Coraline making a rainbow

 

Another unexpected side effect of having a few kids leave each day is that we have so much to talk about at dinner!  The schoolies tell us about their adventures, and we tell them about ours.  The best part is that it is so balanced, with neither side generally feeling that they’ve missed out on anything, but everyone, having had a full and fun day, happily sharing and being excited for each other (disclaimer: it is also very noisy!)

 

A New Adventure

Our summer has continued to be full and busy.  Delia celebrated her 11th birthday.  Happy birthday, beautiful!

Teddy went to his first VBS, his first (and second!) baseball games…

 

As well as his first camping trip!  This trip to the familiar haven of our friends’ parents’ home in central PA was our practice trip for a longer camping adventure later this summer.  Teddy did really well.  Our biggest fear was that he would escape from the tent and get into mischief in the early morning, but in fact, he loved the tent so much that a few times he escaped INTO it to hang out and look at books during the day!

But the biggest first of all will be happening for our family in just over three weeks, when THREE of our children will be going to public school!

It all began back in the Spring with the thought of sending Lewis.  I have enjoyed teaching him, and he has done well at home, but at this point, he can really only be doing schoolwork when I am directly working with him.  He has a good attention span and is a hard worker, and I just felt like he could benefit from more direct instruction time than I could give him.  So we began the IEP process with our local school.

Over dinner one evening, the other kids began to realize that this was a thing that was really going to be happening, and immediately, Beatrix and Romilly spoke up to say that they wanted to go to school, too!

I’ll admit, I was a bit dismissive at first. We have always said that if any of our children ever wanted to go to school, we would hear them out.  So far, whenever anyone has voiced a desire to go to school, it has been followed by, “…so I can ride the bus/have recess/have snow days,” so I wasn’t expecting this conversation to go far, but my girls surprised me.

Romilly, our highly sensitive, tender-hearted introvert, shared that she felt she would never overcome her shyness if she wasn’t pushed outside her comfort zone.  After hearing her out, I found (surprisingly) that I agreed with her.

Bea, our bubbly, tomboyish chatterbox, had completely different reasons, but excellent ones.  She feels that going to school is part of our shared cultural experience, and she wants to experience school for herself so she is better able to relate to others.  (I’ll admit I have been teasing them that Ro needs to go to school so that she can learn to talk to other humans, and Bea needs to go so she can learn to let other humans talk!)

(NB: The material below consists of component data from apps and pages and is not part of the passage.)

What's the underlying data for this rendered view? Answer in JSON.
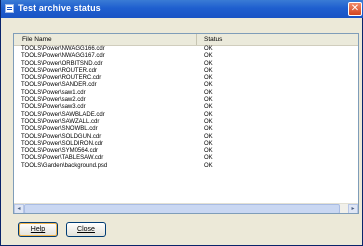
{
  "window": {
    "title": "Test archive status",
    "close_glyph": "✕"
  },
  "list": {
    "columns": [
      "File Name",
      "Status"
    ],
    "rows": [
      {
        "file": "TOOLS\\Power\\NWAGG166.cdr",
        "status": "OK"
      },
      {
        "file": "TOOLS\\Power\\NWAGG167.cdr",
        "status": "OK"
      },
      {
        "file": "TOOLS\\Power\\ORBITSND.cdr",
        "status": "OK"
      },
      {
        "file": "TOOLS\\Power\\ROUTER.cdr",
        "status": "OK"
      },
      {
        "file": "TOOLS\\Power\\ROUTERC.cdr",
        "status": "OK"
      },
      {
        "file": "TOOLS\\Power\\SANDER.cdr",
        "status": "OK"
      },
      {
        "file": "TOOLS\\Power\\saw1.cdr",
        "status": "OK"
      },
      {
        "file": "TOOLS\\Power\\saw2.cdr",
        "status": "OK"
      },
      {
        "file": "TOOLS\\Power\\saw3.cdr",
        "status": "OK"
      },
      {
        "file": "TOOLS\\Power\\SAWBLADE.cdr",
        "status": "OK"
      },
      {
        "file": "TOOLS\\Power\\SAWZALL.cdr",
        "status": "OK"
      },
      {
        "file": "TOOLS\\Power\\SNOWBL.cdr",
        "status": "OK"
      },
      {
        "file": "TOOLS\\Power\\SOLDGUN.cdr",
        "status": "OK"
      },
      {
        "file": "TOOLS\\Power\\SOLDIRON.cdr",
        "status": "OK"
      },
      {
        "file": "TOOLS\\Power\\SYM0564.cdr",
        "status": "OK"
      },
      {
        "file": "TOOLS\\Power\\TABLESAW.cdr",
        "status": "OK"
      },
      {
        "file": "TOOLS\\Garden\\background.psd",
        "status": "OK"
      }
    ]
  },
  "scrollbar": {
    "left_glyph": "◂",
    "right_glyph": "▸"
  },
  "buttons": {
    "help": "Help",
    "close": "Close"
  }
}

They had gotten past me, but I was fairly certain that Trevor, the die-hard homeschooler of the family, would veto this crazy idea.  But you know what?  He heard the same thoughtful maturity in our girls that I heard, and gradually, a “we’ll see” turned into a “maybe” and blossomed into a “yes!”

Both of us have a peace with this decision that I never could have imagined I would ever have even six months ago.  The girls have never wavered in their resolve.  And Lewis loses his mind with excitement every time he sees a school bus, anticipating his big adventure this year.  We are all excited.  The ones who are staying home are excited for their year, too, though it will look very different without our three public-school adventurers in the mix at home.

And this mama, who in nearly thirteen years of parenting has never sent a child to school, is learning whole new lessons about trusting God and letting go.  Not to mention back-to-school shopping!